The trick is you want to spool enough backing so that the backing and line fill the arbor.
Pull off about 2-3 feet of your fly line and tie the fly line to the backing using an Albright knot.
Then pull off another 30 yards of fly line and clip it. To get the right amount of backing, spool the fly line and backing onto the reel, but do it in reverse initially.
Start with the fly line first. You want about 30 yards of fly line if using the general use Rod/Reel combination we recommended.
Keep the line taut as you spool it, and make the line/backing go evenly across the spool/arbor.
The line spools from the bottom of the reel. Keep spooling the line until it gets close but not touching the outer rim. Once it’s close, trim off the extra backing.
Remove the backing and fly line. Tie the backing to the arbor using an Arbor Knot.
Again, keep the line taut, spool it evening spreading the line across the reel. Remember, spool from the bottom.
Make a loop at the end of the fly line using a braid knot. This loop will allow you to attach the leader loop to the fly line easily, so you can quickly change out leaders.
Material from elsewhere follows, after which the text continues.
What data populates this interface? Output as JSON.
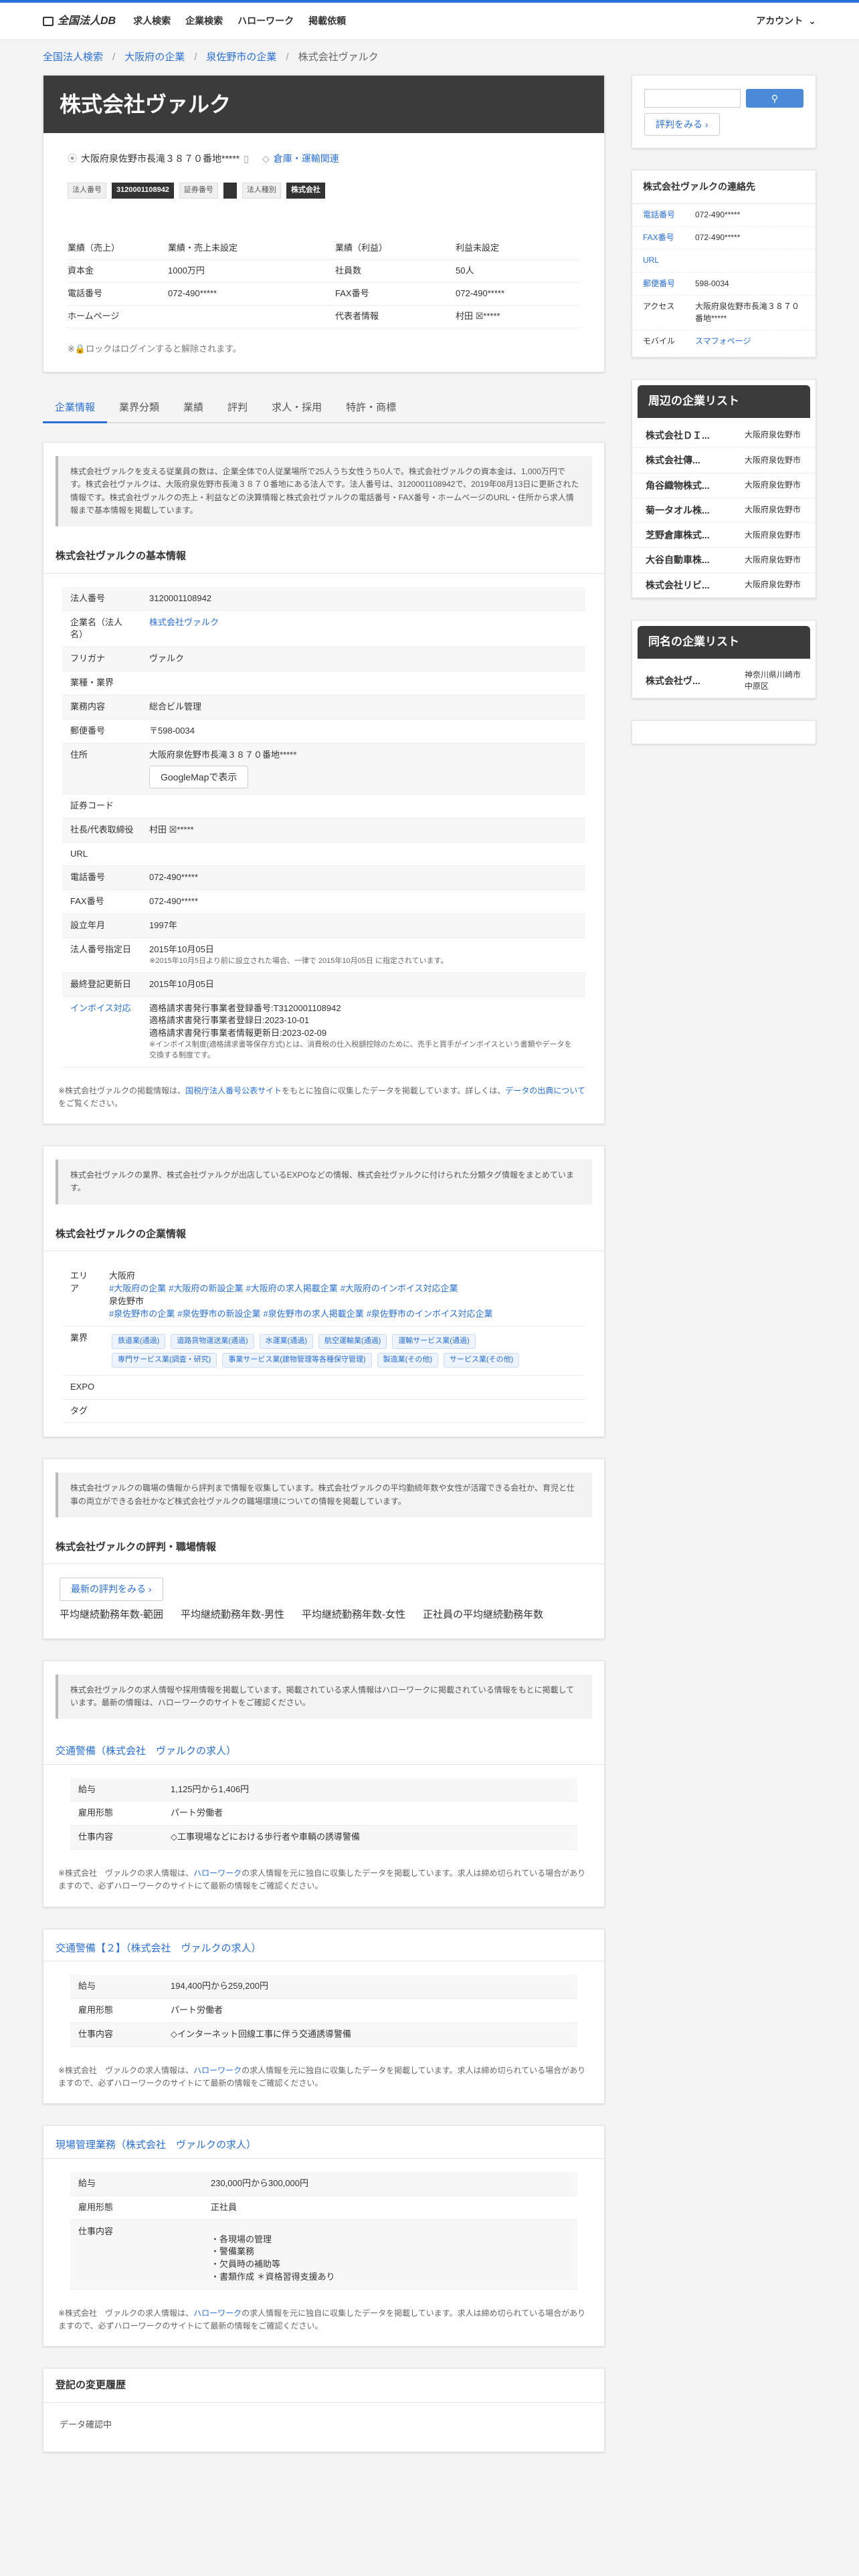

Attach the leader using a loop to loop knot.
To attach the tippet to the leader, use a double or triple surgeon’s knot.
Finally, use an improved clinch knot to attach a fly to the tippet.
Q: What is the best fly rod for beginners?
A: Echo Base Outfit.
Q: What is the most expensive fly rod?
A: Oyster Bamboo Fly Rod – $4,600.00 and there are a few much higher ones.